Mobile device users should take this as a warning that Google and Apple can provide access to data stored on an encrypted device at least in some circumstances, says Christopher Soghoian, principal technologist with the ACLU's Speech, Privacy and Technology Project.
"That is something that I don't think most people realize," Soghoian says. "Even if you turn on disk encryption with a password, these firms can and will provide the government with a way to get your data." [...]
[HuffingtonPost] Google Aims To Patent Policy Violation Checker, Potentially Revolutionizing Email Snooping
We've all come to rely on spell-checkers that correct misspellings as we type. Now, Google has filed a patent for a tool that seems like an evil-checker: a software system that could prevent people from writing out, in electronic correspondence and documents, phrases that run afoul of policies or laws. [...]
It also seems reasonable to venture that the database could initially be populated by an authoritarian regime's Internet censors. And with the ability to integrate the software on “any type of processing device,” from a smartphone to a television, oppressive governments could be empowered to see anything their citizens write -- in Word documents, in emails, in drafts of blog posts, in digital journals -- and to view it before someone hits “send.”
While Google suggests this technology could come in handy for companies, its broad definition of “problematic phrases” raises the question of how else it might be used and what correspondence could be monitored. Could Google flag pedophiles for the police? Could it thwart a politician’s extramarital affair, or alert a spouse to his wife’s indiscretions? Could it stop white supremacists or religious extremists from emailing with each other? And if the software could do those things, should it? [...]
Are we building the digital environment enhancing our life, or are we guinea pigs of those who control and trade our data?
From major battles won in 2012 against ACTA, SOPA and PIPA, we have a collective responsibility to project ourselves into advocating for protecting our freedoms online. Copyright, Net neutrality, data protection are among the key issues that will determine if our future societies will be more open and based on cooperation and sharing or knowledge, or will turn into authoritarian regimes based on control of our actions and communications.
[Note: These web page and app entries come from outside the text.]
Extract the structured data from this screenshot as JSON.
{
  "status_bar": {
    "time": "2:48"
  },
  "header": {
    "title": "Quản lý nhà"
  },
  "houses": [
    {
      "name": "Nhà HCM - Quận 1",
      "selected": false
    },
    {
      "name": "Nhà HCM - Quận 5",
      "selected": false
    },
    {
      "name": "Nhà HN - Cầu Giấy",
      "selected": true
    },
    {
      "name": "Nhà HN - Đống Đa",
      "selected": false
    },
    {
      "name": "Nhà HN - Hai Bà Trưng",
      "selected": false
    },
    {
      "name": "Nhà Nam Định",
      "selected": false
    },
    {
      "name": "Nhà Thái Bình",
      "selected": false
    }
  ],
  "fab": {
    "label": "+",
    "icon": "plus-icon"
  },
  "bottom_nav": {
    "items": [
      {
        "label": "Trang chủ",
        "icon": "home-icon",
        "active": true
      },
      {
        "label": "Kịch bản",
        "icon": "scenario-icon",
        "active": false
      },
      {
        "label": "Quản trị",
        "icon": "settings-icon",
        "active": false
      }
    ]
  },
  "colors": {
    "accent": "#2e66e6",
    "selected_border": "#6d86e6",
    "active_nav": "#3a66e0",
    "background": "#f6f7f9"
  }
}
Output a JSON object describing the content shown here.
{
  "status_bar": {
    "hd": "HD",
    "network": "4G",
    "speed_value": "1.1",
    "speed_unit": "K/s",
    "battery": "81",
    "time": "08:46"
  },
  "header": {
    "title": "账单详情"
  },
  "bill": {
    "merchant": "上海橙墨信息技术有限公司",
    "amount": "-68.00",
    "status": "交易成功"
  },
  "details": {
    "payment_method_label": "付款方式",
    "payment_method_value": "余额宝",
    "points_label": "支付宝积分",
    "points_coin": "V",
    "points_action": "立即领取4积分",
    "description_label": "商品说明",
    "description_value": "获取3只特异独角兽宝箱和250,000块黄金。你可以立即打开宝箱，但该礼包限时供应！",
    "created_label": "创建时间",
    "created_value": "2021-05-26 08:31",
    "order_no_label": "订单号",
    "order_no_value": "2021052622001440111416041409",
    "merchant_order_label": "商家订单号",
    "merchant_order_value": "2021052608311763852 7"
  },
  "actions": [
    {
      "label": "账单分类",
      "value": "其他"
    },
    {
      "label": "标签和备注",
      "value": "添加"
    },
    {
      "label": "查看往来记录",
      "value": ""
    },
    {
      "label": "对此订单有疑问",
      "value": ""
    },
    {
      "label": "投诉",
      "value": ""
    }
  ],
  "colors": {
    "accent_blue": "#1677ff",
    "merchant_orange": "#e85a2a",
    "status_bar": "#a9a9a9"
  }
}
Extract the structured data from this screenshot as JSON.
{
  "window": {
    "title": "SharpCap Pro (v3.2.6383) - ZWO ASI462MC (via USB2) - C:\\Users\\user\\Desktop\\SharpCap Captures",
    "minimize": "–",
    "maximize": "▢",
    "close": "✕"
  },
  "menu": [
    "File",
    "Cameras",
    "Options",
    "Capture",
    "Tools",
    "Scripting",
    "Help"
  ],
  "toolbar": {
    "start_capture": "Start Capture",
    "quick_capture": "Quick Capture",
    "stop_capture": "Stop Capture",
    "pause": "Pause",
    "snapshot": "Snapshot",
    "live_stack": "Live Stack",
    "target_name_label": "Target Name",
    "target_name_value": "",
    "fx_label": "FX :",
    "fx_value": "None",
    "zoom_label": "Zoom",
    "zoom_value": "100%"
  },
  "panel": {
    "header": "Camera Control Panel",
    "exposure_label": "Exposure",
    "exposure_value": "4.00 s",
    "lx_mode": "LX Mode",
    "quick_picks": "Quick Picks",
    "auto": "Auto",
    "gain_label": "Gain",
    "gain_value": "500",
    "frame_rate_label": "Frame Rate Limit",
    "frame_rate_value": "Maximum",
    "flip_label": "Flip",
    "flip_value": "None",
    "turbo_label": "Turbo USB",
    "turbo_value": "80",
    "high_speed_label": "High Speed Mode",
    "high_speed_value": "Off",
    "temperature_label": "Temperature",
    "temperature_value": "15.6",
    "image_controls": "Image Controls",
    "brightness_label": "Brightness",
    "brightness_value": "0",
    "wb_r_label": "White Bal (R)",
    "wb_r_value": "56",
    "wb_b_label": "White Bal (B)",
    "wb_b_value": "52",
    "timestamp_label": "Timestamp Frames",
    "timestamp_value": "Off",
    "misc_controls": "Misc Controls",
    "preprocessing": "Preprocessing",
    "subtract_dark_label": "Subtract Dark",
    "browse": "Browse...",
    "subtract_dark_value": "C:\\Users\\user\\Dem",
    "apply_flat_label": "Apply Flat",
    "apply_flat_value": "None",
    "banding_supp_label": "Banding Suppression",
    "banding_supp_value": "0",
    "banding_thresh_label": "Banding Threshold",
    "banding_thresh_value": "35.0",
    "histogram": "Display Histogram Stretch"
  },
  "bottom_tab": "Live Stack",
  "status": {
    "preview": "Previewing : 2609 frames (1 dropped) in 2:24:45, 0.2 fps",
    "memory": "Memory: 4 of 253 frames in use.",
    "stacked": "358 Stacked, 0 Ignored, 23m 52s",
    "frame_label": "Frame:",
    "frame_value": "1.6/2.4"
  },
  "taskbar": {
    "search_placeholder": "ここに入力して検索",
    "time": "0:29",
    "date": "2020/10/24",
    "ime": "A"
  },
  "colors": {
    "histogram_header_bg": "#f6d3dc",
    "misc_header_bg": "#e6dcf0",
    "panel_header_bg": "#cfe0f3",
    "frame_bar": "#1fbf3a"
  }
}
Social media and all kinds of companies collect a lot of data about us. Some of it is essential to deliver relevant services or is given away with informed consent to receive better service. One may even think that we don't share anything important or valuable, while we do get convenient and innovative services in return. After all, we have nothing to hide, do we? However, more and more often our data becomes a commodity that can be used not only to make things easier but also to control our lives and profit from us. What about price discrimination, profiling based on our ethnic origin, sexual orientation or age, refusal of certain benefits or services because of the "wrong profile"?
The new "Data Protection" regulation that is currently being discussed in the European Parliament may answer some of these questions…
…we all have a role to play in the rewriting of Privacy, whether we take a technological approach, through the use of decentralized services and encryption, or an activist/legislative approach. Multitude is our strength!
Katarzyna Szymielewicz of Panoptykon and Jérémie Zimmermann
An important vote on the future of the European Union's privacy laws has been delayed again. [...]
In a published statement, digital rights group La Quadrature du Net said that as it currently stands, the regulation would significantly strengthen citizens' rights. But it added that in response to the Commission proposal, "powerful companies, mainly based in United States (banks, insurances and Internet services), have led an unprecedented lobbying campaign."
"Their goal is to make withdraw from the final version of the Regulation those proposals aimed at protecting citizens' personal data. Before this vote, we have to make certain that civil liberties MEPs will not break under lobby pressure," said organization spokesman Jérémie Zimmermann.